It is hoped that we can arrange a public lecture/debate at Bangor University, this Autumn, on the theme of the UK’s departure from the European Union
4 Inequality, Poverty and Destitution
Friends have put a lot of effort into a consultative paper on this matter.
It has ramifications at a National/UK level that would require more resources than this Economic Justice Group could muster, consequently we need to discern the best way forward for this.
The Friend who has been most involved in this subject will continue to work with contacts in other organisations to make improvements and implement change.
5 The North Wales Quakers Economic Justice Group Terms of Reference
A lot of effort has been put into defining our Terms of Reference (TOR).
This has been an essential activity that, once completed, will enable the group to have clarity in our remit.
We feel that the TOR is now ready for sending to our Area Meeting for their consideration.
6 Other Issues
Land Value Tax: An offshoot of the New Economy Study Groups has been a Quaker proposal to campaign for a land value tax. This would require any land owner to pay to the community a ‘rent’ for being allowed to use that land. The ‘rent’ would be higher where permitted development of the land has the potential to earn more financially. Possibly, the core idea is that land is something that cannot be owned by individuals but is a collective good. We are monitoring the campaign.
Credit Union Group: The Quaker Credit Union Group (about to be laid down) has been called on by Friends House to advise ‘Quakers in Business’ about the possibilities of setting up a Quaker Credit Union.
Since an initial meeting of Friends in North Wales was held in June 2015 to discuss the setting up of an economic justice group, the group has successfully established effective ways of working, developed and supported the growth of a number of projects, which are showing tangible progress, and we are now thinking of ‘next steps’.
As a group we meet quarterly, and in the last quarter, our steps forward included:
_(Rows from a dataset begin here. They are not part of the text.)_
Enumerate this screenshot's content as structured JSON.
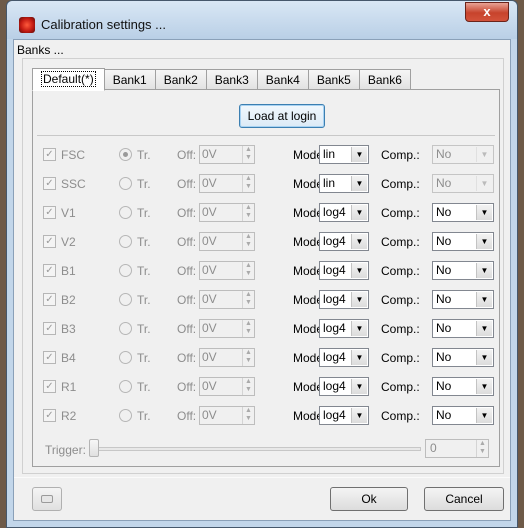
{
  "window": {
    "title": "Calibration settings ...",
    "close_symbol": "x"
  },
  "banks_label": "Banks ...",
  "tabs": [
    "Default(*)",
    "Bank1",
    "Bank2",
    "Bank3",
    "Bank4",
    "Bank5",
    "Bank6"
  ],
  "active_tab": 0,
  "load_button": "Load at login",
  "labels": {
    "tr": "Tr.",
    "off": "Off:",
    "mode": "Mode:",
    "comp": "Comp.:"
  },
  "channels": [
    {
      "name": "FSC",
      "checked": true,
      "radio_selected": true,
      "offset": "0V",
      "mode": "lin",
      "comp": "No",
      "comp_disabled": true
    },
    {
      "name": "SSC",
      "checked": true,
      "radio_selected": false,
      "offset": "0V",
      "mode": "lin",
      "comp": "No",
      "comp_disabled": true
    },
    {
      "name": "V1",
      "checked": true,
      "radio_selected": false,
      "offset": "0V",
      "mode": "log4",
      "comp": "No",
      "comp_disabled": false
    },
    {
      "name": "V2",
      "checked": true,
      "radio_selected": false,
      "offset": "0V",
      "mode": "log4",
      "comp": "No",
      "comp_disabled": false
    },
    {
      "name": "B1",
      "checked": true,
      "radio_selected": false,
      "offset": "0V",
      "mode": "log4",
      "comp": "No",
      "comp_disabled": false
    },
    {
      "name": "B2",
      "checked": true,
      "radio_selected": false,
      "offset": "0V",
      "mode": "log4",
      "comp": "No",
      "comp_disabled": false
    },
    {
      "name": "B3",
      "checked": true,
      "radio_selected": false,
      "offset": "0V",
      "mode": "log4",
      "comp": "No",
      "comp_disabled": false
    },
    {
      "name": "B4",
      "checked": true,
      "radio_selected": false,
      "offset": "0V",
      "mode": "log4",
      "comp": "No",
      "comp_disabled": false
    },
    {
      "name": "R1",
      "checked": true,
      "radio_selected": false,
      "offset": "0V",
      "mode": "log4",
      "comp": "No",
      "comp_disabled": false
    },
    {
      "name": "R2",
      "checked": true,
      "radio_selected": false,
      "offset": "0V",
      "mode": "log4",
      "comp": "No",
      "comp_disabled": false
    }
  ],
  "trigger": {
    "label": "Trigger:",
    "value": "0",
    "slider_fraction": 0
  },
  "buttons": {
    "ok": "Ok",
    "cancel": "Cancel"
  }
}
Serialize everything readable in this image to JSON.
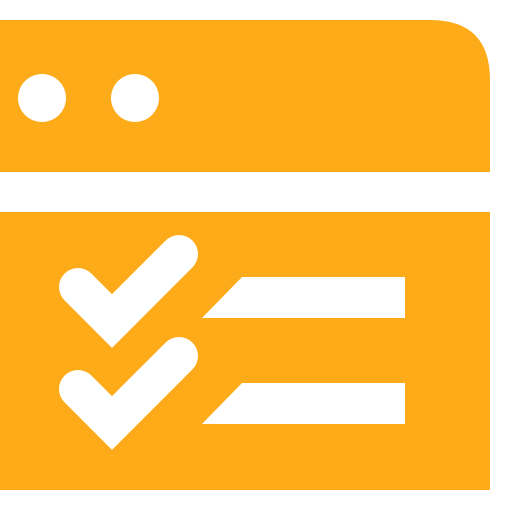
{
  "icon": {
    "name": "browser-checklist-icon",
    "color": "#fdab19",
    "foreground": "#ffffff",
    "window_controls": [
      "circle",
      "circle"
    ],
    "checklist_items": [
      {
        "state": "checked"
      },
      {
        "state": "checked"
      }
    ]
  }
}
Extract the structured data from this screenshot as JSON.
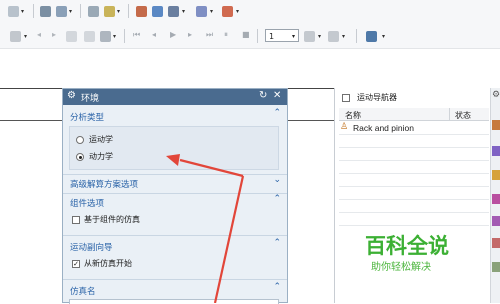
{
  "toolbar2": {
    "frame_value": "1"
  },
  "dialog": {
    "title": "环境",
    "section_analysis": {
      "title": "分析类型",
      "options": [
        "运动学",
        "动力学"
      ],
      "selected": "动力学"
    },
    "section_solver": {
      "title": "高级解算方案选项"
    },
    "section_component": {
      "title": "组件选项",
      "checkbox_label": "基于组件的仿真",
      "checked": false
    },
    "section_wizard": {
      "title": "运动副向导",
      "checkbox_label": "从新仿真开始",
      "checked": true
    },
    "section_name": {
      "title": "仿真名"
    }
  },
  "navigator": {
    "title": "运动导航器",
    "col_name": "名称",
    "col_status": "状态",
    "row_name": "Rack and pinion"
  },
  "watermark": {
    "title": "百科全说",
    "subtitle": "助你轻松解决"
  },
  "colors": {
    "dialog_header": "#4a6b8f",
    "section_text": "#2a63a8",
    "arrow": "#e2463a",
    "watermark": "#3cb034"
  }
}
This edition brings together news of growth of our different projects and the spreading of ideas on a number of themes, which in their own ways focus on contributing to change and reducing inequality. ‘Economic Justice’ is a wide area, including social and environmental as well as economic issues, with close links to the full range of Quaker testimonies. Currently we are focusing on credit unions, community carbon reduction, positive investment, co-housing, mental health and housing. We also considering how we can address ‘poverty’, and how we engage with new poverty strategies for the UK and for Wales.
In addition to the practical aspects of establishing and progressing projects; and developing objectives, priorities and ways of working, we are now thinking more about ‘spreading the word’ on economic justice, awareness raising, improving our links with Quakers within the area meeting and beyond, involving more people (Quakers or others), and about the partnerships with other bodies that we will need.
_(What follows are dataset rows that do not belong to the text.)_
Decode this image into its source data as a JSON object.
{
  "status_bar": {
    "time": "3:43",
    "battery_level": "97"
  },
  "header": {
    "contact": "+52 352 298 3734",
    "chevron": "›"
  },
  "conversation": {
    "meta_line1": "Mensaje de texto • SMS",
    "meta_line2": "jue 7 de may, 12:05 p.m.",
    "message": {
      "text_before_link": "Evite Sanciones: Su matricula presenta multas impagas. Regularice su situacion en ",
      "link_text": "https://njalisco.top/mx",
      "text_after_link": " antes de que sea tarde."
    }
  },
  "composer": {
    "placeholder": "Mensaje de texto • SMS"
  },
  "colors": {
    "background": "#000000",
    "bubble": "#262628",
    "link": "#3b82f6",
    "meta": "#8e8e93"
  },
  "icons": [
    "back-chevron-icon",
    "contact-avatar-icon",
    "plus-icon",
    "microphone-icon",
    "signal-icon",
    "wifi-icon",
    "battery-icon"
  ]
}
So at this time there is a focus on: planning events, particularly the visit of Martin Wilkinson of the Equality Trust to give two talks in Wrexham and Bangor on 15th and 16th of March on the ‘Spirit Level’; planning talks to various groups; building networks within our area and beyond; as well, of course, as developing the ‘knowledge base’ of our projects. Above all we are working out how to ‘make a difference’; and to do more practical work with people who need support and those who already support them.
This edition includes a contribution by Wendy Jones about the failure of government and how austerity measures are creating problems. Tony Weekes writes about how and why economic information can be limited or misleading, and how any of us (if we wish), regardless of our knowledge or background, can take steps to understand more. Furthermore, we can (and do) of course form study groups around the ‘New Economy’ booklets currently available, to help us to learn together.
As a group we meet quarterly and exchange ideas frequently. We welcome new ideas and members. Contributions of any sort will be very welcome, including writing for newsletters.